_INFORMATION_:

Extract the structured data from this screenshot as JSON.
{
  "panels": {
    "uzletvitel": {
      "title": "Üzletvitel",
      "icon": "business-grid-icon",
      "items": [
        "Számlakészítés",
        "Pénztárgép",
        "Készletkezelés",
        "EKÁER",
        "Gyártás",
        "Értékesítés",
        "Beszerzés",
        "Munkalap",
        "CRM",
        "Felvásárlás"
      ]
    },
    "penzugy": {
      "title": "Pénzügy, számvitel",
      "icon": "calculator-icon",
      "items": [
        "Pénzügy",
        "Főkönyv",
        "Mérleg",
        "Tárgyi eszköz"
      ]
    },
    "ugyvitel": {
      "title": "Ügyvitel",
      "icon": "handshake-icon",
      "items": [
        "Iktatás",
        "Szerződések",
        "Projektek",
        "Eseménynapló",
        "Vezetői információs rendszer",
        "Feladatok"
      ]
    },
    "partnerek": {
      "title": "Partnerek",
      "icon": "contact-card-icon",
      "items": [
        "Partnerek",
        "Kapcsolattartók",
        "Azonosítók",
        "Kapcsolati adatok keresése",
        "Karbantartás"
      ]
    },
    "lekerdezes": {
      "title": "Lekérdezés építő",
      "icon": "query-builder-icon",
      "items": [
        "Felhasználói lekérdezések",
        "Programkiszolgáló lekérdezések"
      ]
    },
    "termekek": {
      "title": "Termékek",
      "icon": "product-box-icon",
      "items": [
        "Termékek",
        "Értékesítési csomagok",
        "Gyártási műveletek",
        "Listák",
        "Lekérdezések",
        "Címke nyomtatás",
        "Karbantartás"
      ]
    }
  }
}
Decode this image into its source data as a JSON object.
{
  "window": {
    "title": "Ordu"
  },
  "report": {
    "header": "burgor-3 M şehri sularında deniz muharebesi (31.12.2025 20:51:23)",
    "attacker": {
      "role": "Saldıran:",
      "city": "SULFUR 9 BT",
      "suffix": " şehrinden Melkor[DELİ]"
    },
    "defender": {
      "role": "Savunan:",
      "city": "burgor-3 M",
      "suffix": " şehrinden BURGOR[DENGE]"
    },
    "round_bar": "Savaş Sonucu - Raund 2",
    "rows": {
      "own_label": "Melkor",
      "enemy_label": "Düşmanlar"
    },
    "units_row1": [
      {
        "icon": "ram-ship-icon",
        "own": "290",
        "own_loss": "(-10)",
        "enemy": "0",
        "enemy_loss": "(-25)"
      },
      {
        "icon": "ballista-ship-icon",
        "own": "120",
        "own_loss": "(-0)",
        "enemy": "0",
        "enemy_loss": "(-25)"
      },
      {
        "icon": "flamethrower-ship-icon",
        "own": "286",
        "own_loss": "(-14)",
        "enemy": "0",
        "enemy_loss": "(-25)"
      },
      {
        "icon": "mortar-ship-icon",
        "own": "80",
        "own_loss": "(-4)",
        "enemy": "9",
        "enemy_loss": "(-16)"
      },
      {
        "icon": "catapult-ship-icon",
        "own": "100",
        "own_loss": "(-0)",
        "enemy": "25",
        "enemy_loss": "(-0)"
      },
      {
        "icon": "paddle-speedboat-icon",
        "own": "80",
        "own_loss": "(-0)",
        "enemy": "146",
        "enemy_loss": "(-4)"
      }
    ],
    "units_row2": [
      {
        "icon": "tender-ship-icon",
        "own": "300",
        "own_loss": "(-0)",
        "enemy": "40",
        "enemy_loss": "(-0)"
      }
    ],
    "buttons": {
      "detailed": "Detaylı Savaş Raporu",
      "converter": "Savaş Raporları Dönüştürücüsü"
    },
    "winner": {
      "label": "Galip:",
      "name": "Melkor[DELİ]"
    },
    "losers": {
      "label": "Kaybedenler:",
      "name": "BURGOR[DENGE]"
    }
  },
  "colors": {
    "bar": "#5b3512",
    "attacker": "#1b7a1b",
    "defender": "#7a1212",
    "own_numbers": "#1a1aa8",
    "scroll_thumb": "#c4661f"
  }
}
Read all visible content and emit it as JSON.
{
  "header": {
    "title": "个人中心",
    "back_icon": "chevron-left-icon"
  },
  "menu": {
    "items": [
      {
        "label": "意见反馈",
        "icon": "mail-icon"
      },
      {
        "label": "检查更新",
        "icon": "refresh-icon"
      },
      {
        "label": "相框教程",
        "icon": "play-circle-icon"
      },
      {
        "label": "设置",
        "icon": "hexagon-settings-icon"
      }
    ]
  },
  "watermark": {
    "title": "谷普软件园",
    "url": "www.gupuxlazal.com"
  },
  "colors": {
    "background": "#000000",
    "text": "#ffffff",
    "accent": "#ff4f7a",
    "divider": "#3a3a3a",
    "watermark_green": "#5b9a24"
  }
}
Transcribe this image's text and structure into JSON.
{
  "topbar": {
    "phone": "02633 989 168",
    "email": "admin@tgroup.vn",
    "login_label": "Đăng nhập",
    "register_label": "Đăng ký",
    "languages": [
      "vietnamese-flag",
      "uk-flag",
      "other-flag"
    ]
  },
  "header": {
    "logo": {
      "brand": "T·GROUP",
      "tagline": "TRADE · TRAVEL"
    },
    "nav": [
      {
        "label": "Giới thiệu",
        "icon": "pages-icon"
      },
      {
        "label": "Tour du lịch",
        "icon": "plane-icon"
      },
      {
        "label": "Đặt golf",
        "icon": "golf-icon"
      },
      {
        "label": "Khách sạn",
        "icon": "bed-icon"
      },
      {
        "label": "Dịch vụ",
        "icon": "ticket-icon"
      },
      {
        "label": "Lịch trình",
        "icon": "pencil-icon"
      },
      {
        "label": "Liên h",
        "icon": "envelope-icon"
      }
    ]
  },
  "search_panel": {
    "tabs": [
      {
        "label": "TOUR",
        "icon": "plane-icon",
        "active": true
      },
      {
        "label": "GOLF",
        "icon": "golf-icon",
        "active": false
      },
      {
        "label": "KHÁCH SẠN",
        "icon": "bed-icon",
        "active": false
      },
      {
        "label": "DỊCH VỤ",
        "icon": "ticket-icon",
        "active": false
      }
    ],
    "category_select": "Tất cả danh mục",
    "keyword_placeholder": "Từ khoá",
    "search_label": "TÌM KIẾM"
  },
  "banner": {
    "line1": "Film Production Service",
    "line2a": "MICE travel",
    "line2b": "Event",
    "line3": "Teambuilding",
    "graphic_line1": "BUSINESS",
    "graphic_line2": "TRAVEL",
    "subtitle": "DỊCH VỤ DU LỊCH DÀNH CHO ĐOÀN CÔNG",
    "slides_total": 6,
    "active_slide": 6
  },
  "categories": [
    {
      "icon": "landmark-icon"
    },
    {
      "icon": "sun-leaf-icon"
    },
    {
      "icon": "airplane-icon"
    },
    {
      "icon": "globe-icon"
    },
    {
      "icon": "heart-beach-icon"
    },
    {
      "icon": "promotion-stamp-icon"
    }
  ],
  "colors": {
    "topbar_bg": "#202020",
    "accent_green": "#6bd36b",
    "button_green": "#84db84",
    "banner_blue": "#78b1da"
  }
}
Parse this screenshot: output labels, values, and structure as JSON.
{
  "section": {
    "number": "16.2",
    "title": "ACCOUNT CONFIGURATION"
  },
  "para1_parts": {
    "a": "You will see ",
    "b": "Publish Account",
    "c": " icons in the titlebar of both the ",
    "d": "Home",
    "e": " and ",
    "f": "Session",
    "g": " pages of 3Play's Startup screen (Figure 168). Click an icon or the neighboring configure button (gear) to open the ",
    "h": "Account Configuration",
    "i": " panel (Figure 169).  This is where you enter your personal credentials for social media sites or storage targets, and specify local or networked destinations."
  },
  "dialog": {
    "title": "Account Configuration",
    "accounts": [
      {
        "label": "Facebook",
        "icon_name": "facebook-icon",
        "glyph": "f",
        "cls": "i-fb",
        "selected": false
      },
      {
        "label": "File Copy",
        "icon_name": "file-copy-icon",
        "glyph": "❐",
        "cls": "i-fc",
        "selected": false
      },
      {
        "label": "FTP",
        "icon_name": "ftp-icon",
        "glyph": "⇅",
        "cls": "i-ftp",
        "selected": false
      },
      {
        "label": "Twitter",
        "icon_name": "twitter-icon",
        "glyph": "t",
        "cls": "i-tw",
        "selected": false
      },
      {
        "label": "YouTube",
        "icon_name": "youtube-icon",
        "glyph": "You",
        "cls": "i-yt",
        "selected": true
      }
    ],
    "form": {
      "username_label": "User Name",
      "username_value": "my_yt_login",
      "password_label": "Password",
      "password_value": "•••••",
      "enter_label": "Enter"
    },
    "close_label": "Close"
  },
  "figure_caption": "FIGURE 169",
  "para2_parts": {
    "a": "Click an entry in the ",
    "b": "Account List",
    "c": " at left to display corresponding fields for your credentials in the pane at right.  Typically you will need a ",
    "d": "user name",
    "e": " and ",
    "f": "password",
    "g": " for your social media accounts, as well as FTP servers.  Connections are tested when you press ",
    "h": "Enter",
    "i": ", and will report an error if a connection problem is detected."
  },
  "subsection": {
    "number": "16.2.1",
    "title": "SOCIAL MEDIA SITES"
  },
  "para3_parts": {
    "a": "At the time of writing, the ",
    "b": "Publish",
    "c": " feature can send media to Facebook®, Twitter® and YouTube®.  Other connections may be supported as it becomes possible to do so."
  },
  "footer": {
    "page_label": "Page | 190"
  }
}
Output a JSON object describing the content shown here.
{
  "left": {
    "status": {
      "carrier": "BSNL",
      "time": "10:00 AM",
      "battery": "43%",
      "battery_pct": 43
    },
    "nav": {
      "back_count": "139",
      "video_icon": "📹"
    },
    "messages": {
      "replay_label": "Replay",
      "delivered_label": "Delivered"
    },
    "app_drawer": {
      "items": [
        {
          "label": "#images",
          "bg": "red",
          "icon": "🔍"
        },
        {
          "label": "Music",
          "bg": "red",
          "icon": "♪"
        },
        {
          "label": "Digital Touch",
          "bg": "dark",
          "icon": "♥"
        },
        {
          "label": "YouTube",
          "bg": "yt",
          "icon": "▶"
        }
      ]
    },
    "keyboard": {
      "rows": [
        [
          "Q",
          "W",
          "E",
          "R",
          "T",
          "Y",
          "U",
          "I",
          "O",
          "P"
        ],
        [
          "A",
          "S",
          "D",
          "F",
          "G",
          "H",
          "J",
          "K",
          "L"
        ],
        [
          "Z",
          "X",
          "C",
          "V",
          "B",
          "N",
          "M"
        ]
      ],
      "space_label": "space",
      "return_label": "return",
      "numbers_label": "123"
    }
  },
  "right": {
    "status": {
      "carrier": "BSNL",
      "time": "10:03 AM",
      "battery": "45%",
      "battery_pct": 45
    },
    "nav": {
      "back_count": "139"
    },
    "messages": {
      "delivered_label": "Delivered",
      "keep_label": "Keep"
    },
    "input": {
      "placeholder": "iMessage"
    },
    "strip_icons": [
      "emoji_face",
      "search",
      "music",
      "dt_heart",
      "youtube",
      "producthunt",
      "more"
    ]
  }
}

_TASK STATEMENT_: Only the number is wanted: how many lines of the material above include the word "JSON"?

_WRITTEN RESPONSE_: 6